### Task item
Output the complete listing exactly, please, and keep the pictures out of it.

──────── Material provided ────────

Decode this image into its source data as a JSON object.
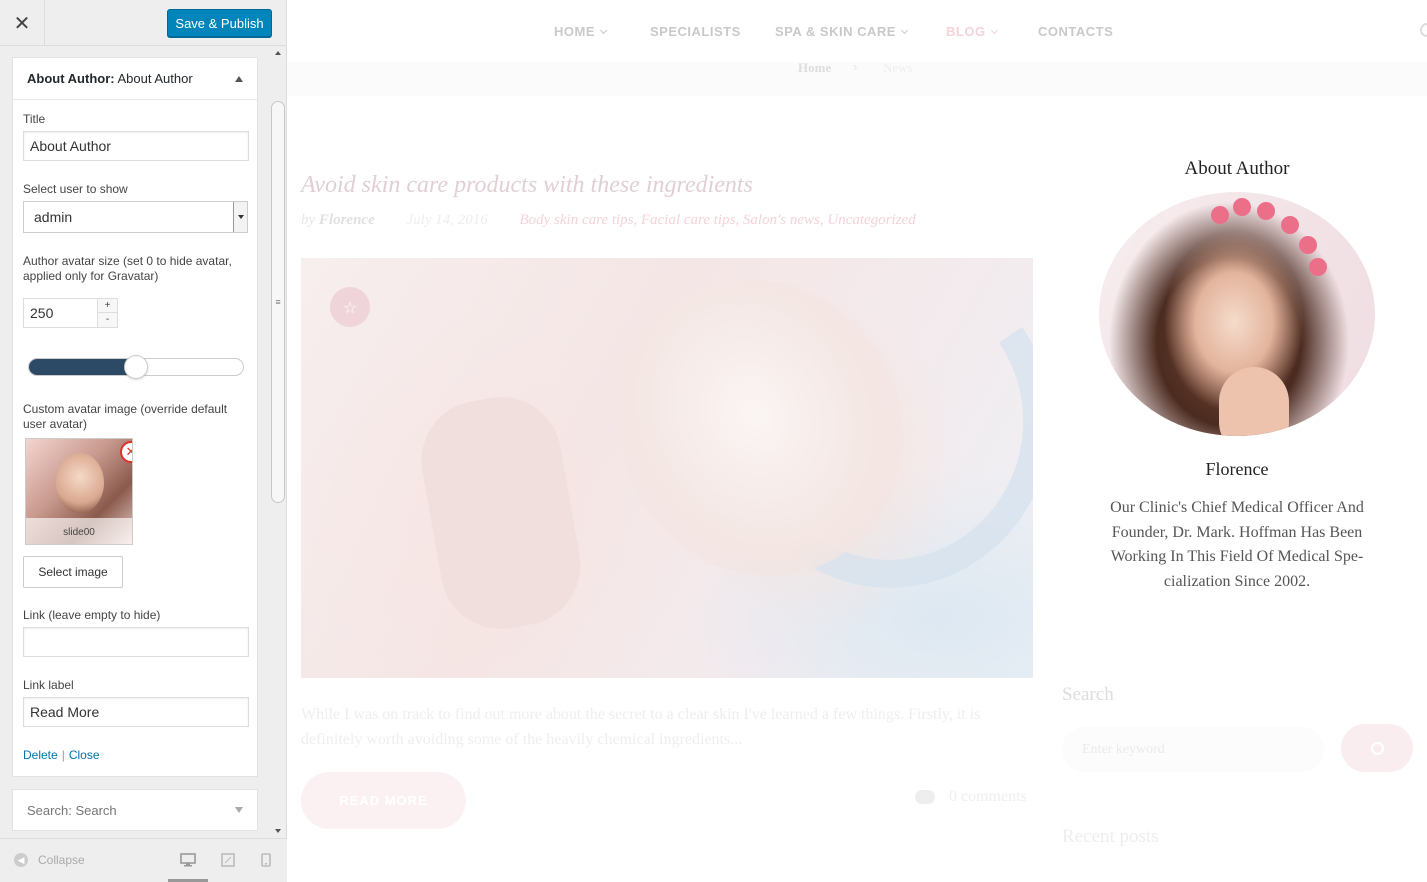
{
  "customizer": {
    "close_icon": "close-icon",
    "save_label": "Save & Publish",
    "widget": {
      "title_prefix": "About Author:",
      "title_name": "About Author",
      "title_label": "Title",
      "title_value": "About Author",
      "user_label": "Select user to show",
      "user_value": "admin",
      "size_label": "Author avatar size (set 0 to hide avatar, applied only for Gravatar)",
      "size_value": "250",
      "size_slider_fraction": 0.5,
      "custom_avatar_label": "Custom avatar image (override default user avatar)",
      "avatar_filename": "slide00",
      "select_image_label": "Select image",
      "link_label": "Link (leave empty to hide)",
      "link_value": "",
      "link_label_label": "Link label",
      "link_label_value": "Read More",
      "delete_label": "Delete",
      "separator": "|",
      "close_label": "Close"
    },
    "search_widget": {
      "prefix": "Search:",
      "name": "Search"
    },
    "footer": {
      "collapse_label": "Collapse",
      "devices": [
        "desktop-icon",
        "tablet-icon",
        "mobile-icon"
      ],
      "active_device": "desktop"
    },
    "colors": {
      "primary": "#0085ba",
      "slider_fill": "#2c4a66",
      "remove": "#dc3232",
      "link": "#0073aa"
    }
  },
  "preview": {
    "nav": [
      {
        "label": "HOME",
        "dropdown": true
      },
      {
        "label": "SPECIALISTS",
        "dropdown": false
      },
      {
        "label": "SPA & SKIN CARE",
        "dropdown": true
      },
      {
        "label": "BLOG",
        "dropdown": true,
        "active": true
      },
      {
        "label": "CONTACTS",
        "dropdown": false
      }
    ],
    "breadcrumb": {
      "home": "Home",
      "separator": "›",
      "current": "News"
    },
    "post": {
      "title": "Avoid skin care products with these ingredients",
      "by": "by",
      "author": "Florence",
      "date": "July 14, 2016",
      "categories": "Body skin care tips, Facial care tips, Salon's news, Uncategorized",
      "excerpt": "While I was on track to find out more about the secret to a clear skin I've learned a few things. Firstly, it is definitely worth avoiding some of the heavily chemical ingredients...",
      "read_more": "READ MORE",
      "comments": "0 comments"
    },
    "sidebar": {
      "about_title": "About Author",
      "about_name": "Florence",
      "about_bio": "Our Clinic's Chief Medical Officer And Founder, Dr. Mark. Hoffman Has Been Working In This Field Of Medical Spe­cialization Since 2002.",
      "search_title": "Search",
      "search_placeholder": "Enter keyword",
      "recent_title": "Recent posts"
    },
    "colors": {
      "accent_pink": "#f4d3d9",
      "nav_text": "#c9c9c9"
    }
  }
}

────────

### Solution to this problem
Decode this image into its source data as a JSON object.
{
  "customizer": {
    "close_icon": "close-icon",
    "save_label": "Save & Publish",
    "widget": {
      "title_prefix": "About Author:",
      "title_name": "About Author",
      "title_label": "Title",
      "title_value": "About Author",
      "user_label": "Select user to show",
      "user_value": "admin",
      "size_label": "Author avatar size (set 0 to hide avatar, applied only for Gravatar)",
      "size_value": "250",
      "size_slider_fraction": 0.5,
      "custom_avatar_label": "Custom avatar image (override default user avatar)",
      "avatar_filename": "slide00",
      "select_image_label": "Select image",
      "link_label": "Link (leave empty to hide)",
      "link_value": "",
      "link_label_label": "Link label",
      "link_label_value": "Read More",
      "delete_label": "Delete",
      "separator": "|",
      "close_label": "Close"
    },
    "search_widget": {
      "prefix": "Search:",
      "name": "Search"
    },
    "footer": {
      "collapse_label": "Collapse",
      "devices": [
        "desktop-icon",
        "tablet-icon",
        "mobile-icon"
      ],
      "active_device": "desktop"
    },
    "colors": {
      "primary": "#0085ba",
      "slider_fill": "#2c4a66",
      "remove": "#dc3232",
      "link": "#0073aa"
    }
  },
  "preview": {
    "nav": [
      {
        "label": "HOME",
        "dropdown": true
      },
      {
        "label": "SPECIALISTS",
        "dropdown": false
      },
      {
        "label": "SPA & SKIN CARE",
        "dropdown": true
      },
      {
        "label": "BLOG",
        "dropdown": true,
        "active": true
      },
      {
        "label": "CONTACTS",
        "dropdown": false
      }
    ],
    "breadcrumb": {
      "home": "Home",
      "separator": "›",
      "current": "News"
    },
    "post": {
      "title": "Avoid skin care products with these ingredients",
      "by": "by",
      "author": "Florence",
      "date": "July 14, 2016",
      "categories": "Body skin care tips, Facial care tips, Salon's news, Uncategorized",
      "excerpt": "While I was on track to find out more about the secret to a clear skin I've learned a few things. Firstly, it is definitely worth avoiding some of the heavily chemical ingredients...",
      "read_more": "READ MORE",
      "comments": "0 comments"
    },
    "sidebar": {
      "about_title": "About Author",
      "about_name": "Florence",
      "about_bio": "Our Clinic's Chief Medical Officer And Founder, Dr. Mark. Hoffman Has Been Working In This Field Of Medical Spe­cialization Since 2002.",
      "search_title": "Search",
      "search_placeholder": "Enter keyword",
      "recent_title": "Recent posts"
    },
    "colors": {
      "accent_pink": "#f4d3d9",
      "nav_text": "#c9c9c9"
    }
  }
}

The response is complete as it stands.